Temporal constraints on visual learning (abstract)

Stone, J V and Harper, N (1999)

Given a constant stream of perceptual stimuli, how can the underlying invariances associated with a given input be learned? One approach consists of using generic truths about the spatiotemporal structure of the physical world as constraints on the types of quantities learned. The learning methodology employed here embodies one such truth: that perceptually salient properties (such as stereo disparity) tend to vary smoothly over time.

Unfortunately, the units of an artificial neural network tend to encode superficial image properties, such as individual grey-level pixel values, which vary rapidly over time. However, if the state of units are constrained to vary slowly then the network is forced to learn a smoothly varying function of the training data. We implemented this {\em temporal smoothness} constraint in a backpropagation (BP) network which learned stereo disparity from random dot stereograms.

Temporal smoothness was formalised using regularisation theory by modifying the standard cost-function minimised during training of a network.

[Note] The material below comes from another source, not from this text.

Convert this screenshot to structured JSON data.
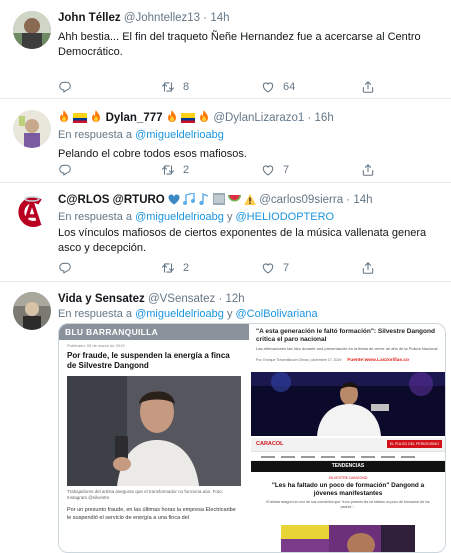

Temporal smoothness was found to be similar to other techniques for improving generalisation, such as early-stopping and weight-decay. However, in contrast to these, the theoretical underpinnings of temporal smoothing are intimately related to fundamental characteristics of the physical world.

Results are discussed in terms of regularisation theory, and the physically realistic assumptions upon which temporal smoothing is based.